These types of investigation can be carried out with the R&S®CMW500 Wideband Radio Communication Tester. With the software Throughput Configuration Tool for LTE (TCT4LTE), that comes at no costs, the instrument can be easily configured for example for maximum throughput testing. Beside PA, PB and other essential cell parameters, ciphering and authentication modes, resource allocation for downlink and uplink with modulation and coding schemes can be changed on the fly (see Figure 3).
This type of testing helps design engineers to develop a good understanding on how the device performs at different network settings in terms of downlink power allocation to optimize the protocol stack, algorithms and hardware to deliver best results. Rohde & Schwarz helps to achieve these goals with its test solutions and tools.
 3GPP TS 36.211 V8.9.0 Physical channels and modulation (Release 8), 2009-12

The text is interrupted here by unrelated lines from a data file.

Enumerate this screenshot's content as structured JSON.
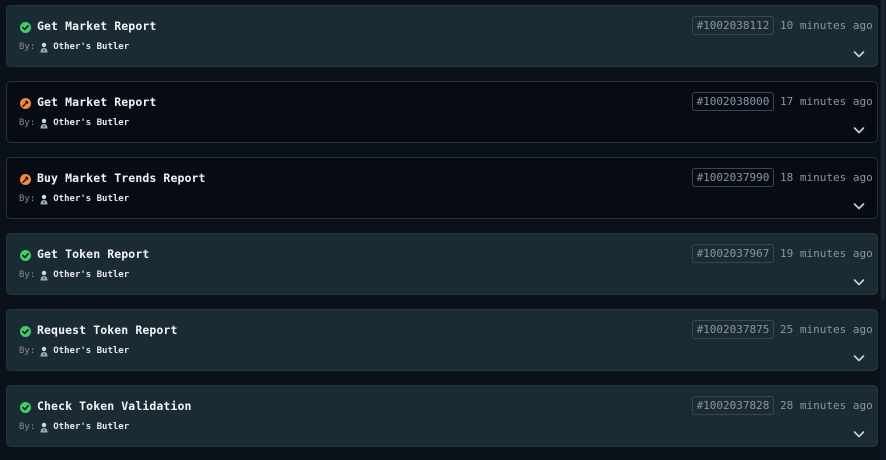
{
  "activity": {
    "by_prefix": "By:",
    "items": [
      {
        "status": "completed",
        "status_icon": "check-circle-icon",
        "title": "Get Market Report",
        "author": "Other's Butler",
        "request_id": "#1002038112",
        "time": "10 minutes ago"
      },
      {
        "status": "in-progress",
        "status_icon": "hammer-icon",
        "title": "Get Market Report",
        "author": "Other's Butler",
        "request_id": "#1002038000",
        "time": "17 minutes ago"
      },
      {
        "status": "in-progress",
        "status_icon": "hammer-icon",
        "title": "Buy Market Trends Report",
        "author": "Other's Butler",
        "request_id": "#1002037990",
        "time": "18 minutes ago"
      },
      {
        "status": "completed",
        "status_icon": "check-circle-icon",
        "title": "Get Token Report",
        "author": "Other's Butler",
        "request_id": "#1002037967",
        "time": "19 minutes ago"
      },
      {
        "status": "completed",
        "status_icon": "check-circle-icon",
        "title": "Request Token Report",
        "author": "Other's Butler",
        "request_id": "#1002037875",
        "time": "25 minutes ago"
      },
      {
        "status": "completed",
        "status_icon": "check-circle-icon",
        "title": "Check Token Validation",
        "author": "Other's Butler",
        "request_id": "#1002037828",
        "time": "28 minutes ago"
      }
    ]
  },
  "colors": {
    "completed": "#3ecf6a",
    "in_progress": "#f08a3a",
    "card_completed_bg": "#1b2b33",
    "card_pending_bg": "#070c14"
  }
}
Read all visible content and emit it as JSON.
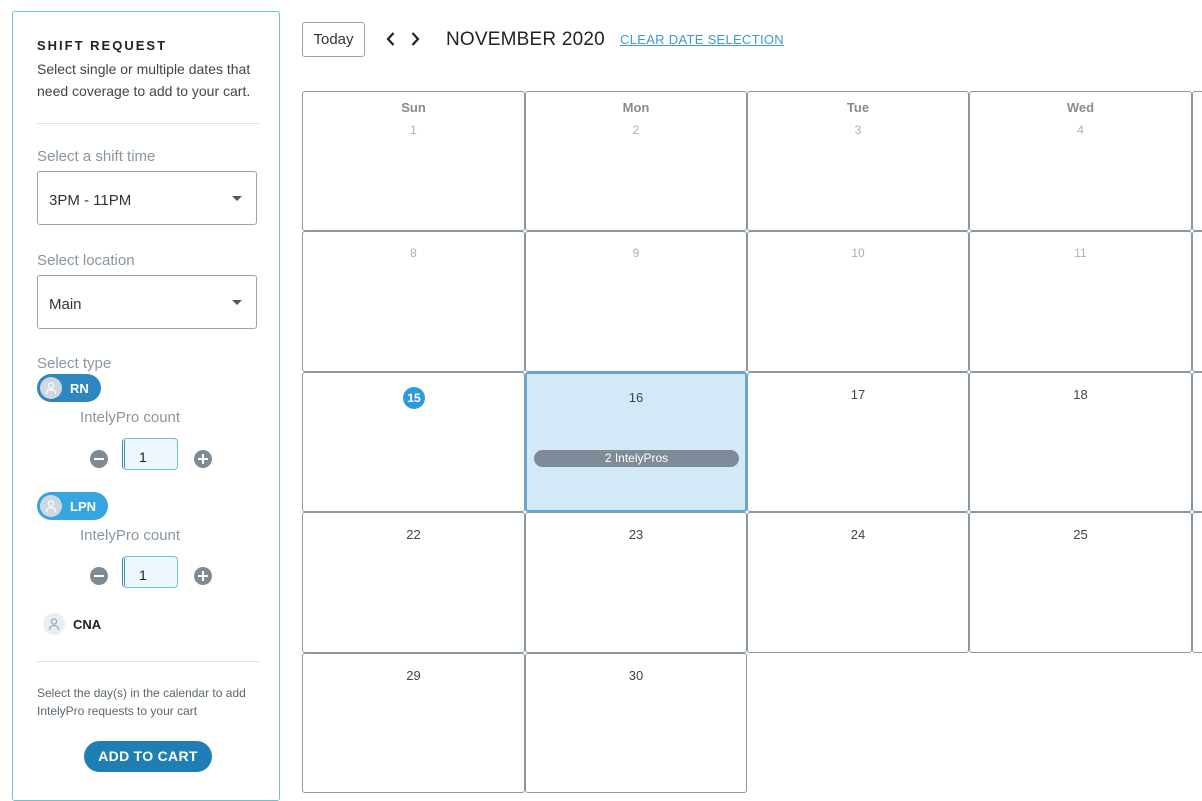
{
  "sidebar": {
    "title": "SHIFT REQUEST",
    "description": "Select single or multiple dates that need coverage to add to your cart.",
    "shift_time": {
      "label": "Select a shift time",
      "value": "3PM - 11PM"
    },
    "location": {
      "label": "Select location",
      "value": "Main"
    },
    "type_label": "Select type",
    "types": [
      {
        "name": "RN",
        "count_label": "IntelyPro count",
        "count": "1"
      },
      {
        "name": "LPN",
        "count_label": "IntelyPro count",
        "count": "1"
      },
      {
        "name": "CNA"
      }
    ],
    "hint": "Select the day(s) in the calendar to add IntelyPro requests to your cart",
    "add_to_cart": "ADD TO CART"
  },
  "header": {
    "today_label": "Today",
    "month_title": "NOVEMBER 2020",
    "clear_link": "CLEAR DATE SELECTION"
  },
  "calendar": {
    "weekdays": [
      "Sun",
      "Mon",
      "Tue",
      "Wed"
    ],
    "weeks": [
      [
        "1",
        "2",
        "3",
        "4"
      ],
      [
        "8",
        "9",
        "10",
        "11"
      ],
      [
        "15",
        "16",
        "17",
        "18"
      ],
      [
        "22",
        "23",
        "24",
        "25"
      ],
      [
        "29",
        "30"
      ]
    ],
    "today": "15",
    "selected": "16",
    "event_label": "2 IntelyPros"
  },
  "colors": {
    "accent": "#2f9ad8",
    "selected_bg": "#d3e9f8",
    "button": "#1f7fb4",
    "border": "#6ec3cd"
  }
}
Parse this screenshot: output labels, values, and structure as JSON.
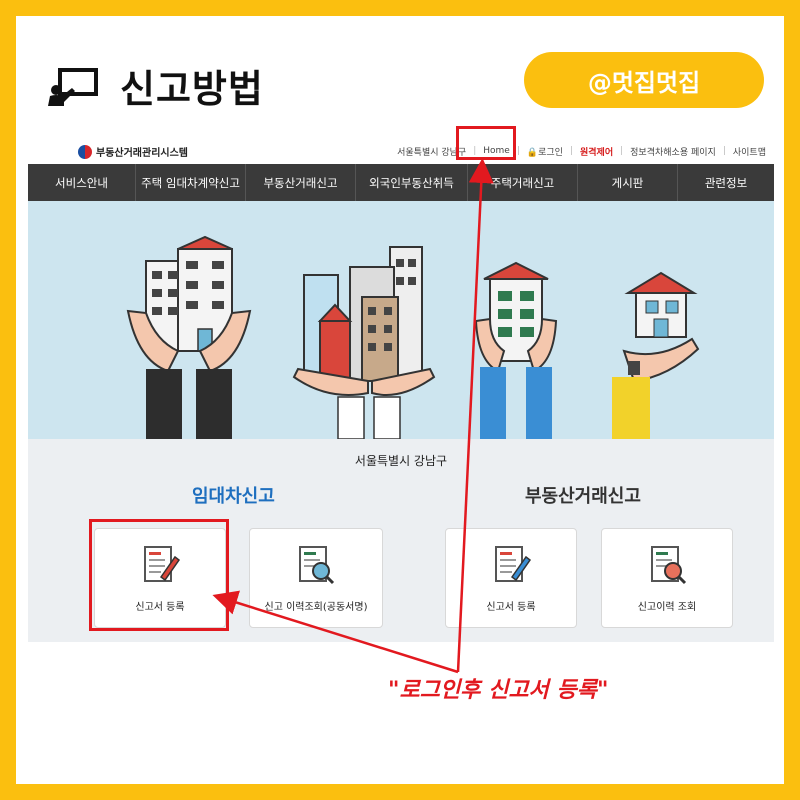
{
  "header": {
    "title": "신고방법",
    "handle": "@멋집멋집"
  },
  "site": {
    "logo": "부동산거래관리시스템",
    "top_links": [
      "서울특별시 강남구",
      "Home",
      "🔒로그인",
      "원격제어",
      "정보격차해소용 페이지",
      "사이트맵"
    ],
    "nav": [
      "서비스안내",
      "주택 임대차계약신고",
      "부동산거래신고",
      "외국인부동산취득",
      "주택거래신고",
      "게시판",
      "관련정보"
    ]
  },
  "main": {
    "district": "서울특별시 강남구",
    "lease_section": "임대차신고",
    "trade_section": "부동산거래신고",
    "cards": [
      {
        "label": "신고서 등록"
      },
      {
        "label": "신고 이력조회(공동서명)"
      },
      {
        "label": "신고서 등록"
      },
      {
        "label": "신고이력 조회"
      }
    ]
  },
  "annotation": {
    "caption": "\"로그인후 신고서 등록\""
  },
  "colors": {
    "frame": "#fbbf0f",
    "nav": "#3a3a3a",
    "banner": "#cde5ef",
    "highlight": "#e2191f",
    "lease_title": "#1e6fbf"
  }
}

 3GPP TS 36.212 V8.8.0 Multiplexing and channel coding (Release 8), 2009-12
 3GPP TS 36.213 V8.8.0 Physical layer procedures (Release 8), 2009-09